Dublin

Yuri Pattison, memory foam memory, 2016, AmazonBasics memory foam mattress, light-therapy mask, travel adapters, USB charger, LED panel, dawn/dusk simulation dimmer, white-noise sound conditioner, melatonin liquid, vaporizer, Unistrut. Installation view.

Yuri Pattison, memory foam memory, 2016, AmazonBasics memory foam mattress, light-therapy mask, travel adapters, USB charger, LED panel, dawn/dusk simulation dimmer, white-noise sound conditioner, melatonin liquid, vaporizer, Unistrut. Installation view.

Yuri Pattison

mother's tankstation | Dublin

Yuri Pattison, memory foam memory, 2016, AmazonBasics memory foam mattress, light-therapy mask, travel adapters, USB charger, LED panel, dawn/dusk simulation dimmer, white-noise sound conditioner, melatonin liquid, vaporizer, Unistrut. Installation view.

Last fall’s release of Apple’s new iOS 10 operating system touted a curious new feature: Bedtime. True to its title, the app simply encourages users to get a full night’s rest by alerting them when it is time to go to bed. Users’ personal sleep logs can then be analyzed using Apple’s HealthKit. In effect, the software tracks one’s bodily needs—to the extent that they can be accurately registered by an iPhone—and charts them as a kind of productivity.

The increasing outsourcing of biological function provided the subtext of Yuri Pattison’s “sunset provision.” The exhibition was originally envisioned as a continuation of “user, space,” the artist’s solo show last summer at London’s Chisenhale Gallery, where Pattison’s experience of co-working spaces served as the starting point for an investigation of the aesthetics of contemporary labor. Collapsing the aggressively anonymous interiors of corporate conference rooms with the gridded racks of distribution warehouses, the artist created a condensed habitat for today’s ever more precarious workforce, permanently plugged in and perennially spritzed with humidified cocktails of Smartwater and caffeine designed to bolster their sensory perception, not their spirits.

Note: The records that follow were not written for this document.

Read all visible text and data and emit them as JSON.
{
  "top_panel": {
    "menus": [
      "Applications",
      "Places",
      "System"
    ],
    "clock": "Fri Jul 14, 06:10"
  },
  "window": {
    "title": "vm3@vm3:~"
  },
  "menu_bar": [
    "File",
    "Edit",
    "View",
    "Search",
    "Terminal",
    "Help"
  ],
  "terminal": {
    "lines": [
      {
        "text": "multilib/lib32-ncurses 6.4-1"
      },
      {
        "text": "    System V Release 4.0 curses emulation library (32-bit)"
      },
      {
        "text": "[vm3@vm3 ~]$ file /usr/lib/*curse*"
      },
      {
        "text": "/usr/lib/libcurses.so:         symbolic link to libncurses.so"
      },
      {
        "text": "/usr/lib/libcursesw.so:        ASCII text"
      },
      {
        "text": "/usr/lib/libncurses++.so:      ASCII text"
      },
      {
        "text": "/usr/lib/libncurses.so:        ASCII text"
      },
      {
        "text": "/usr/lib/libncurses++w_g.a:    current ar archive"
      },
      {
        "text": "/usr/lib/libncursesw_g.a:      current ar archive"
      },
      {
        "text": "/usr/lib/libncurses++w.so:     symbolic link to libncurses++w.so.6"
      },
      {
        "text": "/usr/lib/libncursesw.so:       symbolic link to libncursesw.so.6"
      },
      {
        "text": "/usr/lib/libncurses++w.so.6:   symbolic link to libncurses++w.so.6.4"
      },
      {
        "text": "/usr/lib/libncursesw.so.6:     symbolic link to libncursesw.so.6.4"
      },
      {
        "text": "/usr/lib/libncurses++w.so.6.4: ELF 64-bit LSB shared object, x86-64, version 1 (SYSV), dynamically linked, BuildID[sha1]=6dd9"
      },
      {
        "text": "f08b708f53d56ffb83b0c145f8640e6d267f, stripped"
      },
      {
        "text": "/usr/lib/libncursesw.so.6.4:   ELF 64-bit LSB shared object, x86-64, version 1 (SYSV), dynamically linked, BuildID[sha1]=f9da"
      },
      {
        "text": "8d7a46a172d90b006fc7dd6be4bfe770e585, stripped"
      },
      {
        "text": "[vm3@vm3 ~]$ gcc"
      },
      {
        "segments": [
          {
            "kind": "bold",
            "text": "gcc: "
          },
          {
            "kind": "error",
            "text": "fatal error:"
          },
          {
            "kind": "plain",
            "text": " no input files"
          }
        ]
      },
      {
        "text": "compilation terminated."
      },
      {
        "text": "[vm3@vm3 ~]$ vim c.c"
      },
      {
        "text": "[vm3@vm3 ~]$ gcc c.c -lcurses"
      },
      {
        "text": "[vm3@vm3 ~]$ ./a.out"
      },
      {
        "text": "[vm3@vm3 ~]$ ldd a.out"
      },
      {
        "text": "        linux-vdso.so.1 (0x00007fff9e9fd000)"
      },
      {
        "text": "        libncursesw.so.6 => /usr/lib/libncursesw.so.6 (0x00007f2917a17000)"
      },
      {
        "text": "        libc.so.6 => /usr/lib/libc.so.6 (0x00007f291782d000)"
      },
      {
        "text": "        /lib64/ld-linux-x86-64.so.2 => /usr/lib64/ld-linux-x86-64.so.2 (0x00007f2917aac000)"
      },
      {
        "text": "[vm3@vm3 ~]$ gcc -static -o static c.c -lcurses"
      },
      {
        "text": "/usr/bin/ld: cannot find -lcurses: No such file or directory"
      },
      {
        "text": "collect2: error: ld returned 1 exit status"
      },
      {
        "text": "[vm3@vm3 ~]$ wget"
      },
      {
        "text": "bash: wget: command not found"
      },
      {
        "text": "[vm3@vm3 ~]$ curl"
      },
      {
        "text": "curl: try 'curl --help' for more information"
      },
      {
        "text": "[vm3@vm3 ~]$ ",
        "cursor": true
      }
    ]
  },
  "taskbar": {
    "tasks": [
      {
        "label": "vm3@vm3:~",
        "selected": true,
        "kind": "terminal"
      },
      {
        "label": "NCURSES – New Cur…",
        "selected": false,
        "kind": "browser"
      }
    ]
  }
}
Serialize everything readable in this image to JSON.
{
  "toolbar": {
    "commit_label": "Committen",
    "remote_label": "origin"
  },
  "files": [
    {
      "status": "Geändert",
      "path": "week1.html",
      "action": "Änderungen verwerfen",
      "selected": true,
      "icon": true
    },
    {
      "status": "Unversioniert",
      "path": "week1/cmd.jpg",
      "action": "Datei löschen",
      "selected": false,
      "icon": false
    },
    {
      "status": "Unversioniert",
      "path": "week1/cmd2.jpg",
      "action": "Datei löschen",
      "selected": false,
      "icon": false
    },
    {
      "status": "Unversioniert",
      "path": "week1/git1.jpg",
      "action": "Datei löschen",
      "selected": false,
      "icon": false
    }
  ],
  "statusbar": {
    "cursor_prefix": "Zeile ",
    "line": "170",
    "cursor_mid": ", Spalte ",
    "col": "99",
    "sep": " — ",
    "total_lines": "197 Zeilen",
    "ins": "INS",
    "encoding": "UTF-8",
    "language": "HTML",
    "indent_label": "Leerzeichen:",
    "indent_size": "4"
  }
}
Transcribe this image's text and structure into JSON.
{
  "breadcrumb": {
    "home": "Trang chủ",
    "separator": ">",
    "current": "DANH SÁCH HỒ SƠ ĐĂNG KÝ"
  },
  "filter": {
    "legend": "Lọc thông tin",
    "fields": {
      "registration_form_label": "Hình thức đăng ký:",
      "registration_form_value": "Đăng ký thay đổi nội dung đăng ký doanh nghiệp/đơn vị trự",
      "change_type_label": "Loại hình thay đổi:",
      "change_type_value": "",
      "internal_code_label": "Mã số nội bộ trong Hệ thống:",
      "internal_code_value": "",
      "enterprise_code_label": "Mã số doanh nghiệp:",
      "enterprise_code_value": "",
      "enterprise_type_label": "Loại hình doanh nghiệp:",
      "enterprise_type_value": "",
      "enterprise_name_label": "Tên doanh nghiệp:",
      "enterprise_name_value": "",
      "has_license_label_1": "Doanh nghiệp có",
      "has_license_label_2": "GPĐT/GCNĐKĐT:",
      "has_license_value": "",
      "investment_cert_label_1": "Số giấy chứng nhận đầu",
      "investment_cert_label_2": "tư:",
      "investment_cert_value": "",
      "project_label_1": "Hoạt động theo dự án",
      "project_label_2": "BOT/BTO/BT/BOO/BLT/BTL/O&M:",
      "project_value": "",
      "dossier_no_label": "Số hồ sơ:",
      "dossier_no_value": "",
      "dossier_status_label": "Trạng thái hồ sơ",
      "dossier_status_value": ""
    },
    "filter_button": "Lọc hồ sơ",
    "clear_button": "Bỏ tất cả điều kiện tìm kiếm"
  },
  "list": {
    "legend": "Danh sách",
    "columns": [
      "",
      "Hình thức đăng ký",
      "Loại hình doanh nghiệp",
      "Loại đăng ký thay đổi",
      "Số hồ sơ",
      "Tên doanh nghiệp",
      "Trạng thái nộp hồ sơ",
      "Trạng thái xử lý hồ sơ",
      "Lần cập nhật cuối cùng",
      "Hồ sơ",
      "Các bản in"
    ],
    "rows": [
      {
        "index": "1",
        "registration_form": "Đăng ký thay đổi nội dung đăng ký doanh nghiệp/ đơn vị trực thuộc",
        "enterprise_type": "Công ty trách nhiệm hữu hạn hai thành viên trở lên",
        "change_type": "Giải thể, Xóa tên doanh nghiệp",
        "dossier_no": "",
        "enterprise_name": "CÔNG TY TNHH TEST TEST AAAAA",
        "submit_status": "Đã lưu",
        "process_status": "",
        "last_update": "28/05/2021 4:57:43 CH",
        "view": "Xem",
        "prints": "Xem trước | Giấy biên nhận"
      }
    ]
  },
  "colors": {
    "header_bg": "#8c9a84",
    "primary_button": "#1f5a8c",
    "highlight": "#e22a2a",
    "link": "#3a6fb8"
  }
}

With “sunset provision,” Pattison shifted toward the elision of living and work space—or perhaps more accurately, to living space as an extension of work space. In legal parlance, the eponymous clause tags an automatic expiration date onto a given law, but the term has taken on new life in techspeak as a euphemism for the purposeful phasing-out of brands, products, or services. Within this exhibition, what seemed to be evanescing was human inefficiency. Pattison’s sculptural compositions were built from the starter kits of biohacking—whether the cognitive-boosting “smart drug” modafinil or the light-therapy face masks that claim to rejuvenate skin at a cellular level. The exhibition’s two dominant installations, memory foam memory and memory foam remembers (all works 2016), both center on a memory foam mattress—a mass-produced solution to personalized ergonomic support. The former is accompanied by a white-noise sound conditioner and a vaporizer misting liquid melatonin throughout the fifteen-minute cycle of a dawn/dusk simulator, while the latter piece is suspended in the permanent sunset setting of its lighting hue controller and outfitted with silicone earplugs and a transparent tablet made specifically to meet prison safety regulations. As living environments, these setups resemble the type of bunks or pods used to preserve future human beings in science fiction films. Every device is calibrated to lull the senses into an artificially induced calm with the objective not of comfort but of complacency and the type of universal compatibility that would enable someone to “plug and play” all over the world. In a nod to global aspirations, the two mattresses are accompanied by a stack of interlocking travel adapters—North American, European, and Japanese—piggybacked beside each mattress. These towers testify to a peculiar slippage in contemporary capitalism: how the ability to work from anywhere became the obligation to work everywhere.

This drive toward maximum human efficiency was held in check by (infinite corridor, infinite) Sunset Provision, a looped video projected on a hanging dust sheet. Shot for the artist by Misha Sra and Nick Gomez just days before the exhibition opening, the footage captures the biannual phenomenon known as “MIThenge,” a moment when the position of the sun aligns with the Earth in such a way as to send sunlight streaming cleanly down the Massachusetts Institute of Technology’s 825-foot “Infinite Corridor.” Within this temple of technological advancement, the melding of natural and artificial has, perhaps unsurprisingly, given way to multiple websites meticulously documenting and predicting the next occurrences. What these engineers and amateur astronomers cannot predict, however, are the other meteorological factors that might compromise visibility. Even if the sun appears to be momentarily contained by the architecture, some things remain beyond the control of technology.

Kate Sutton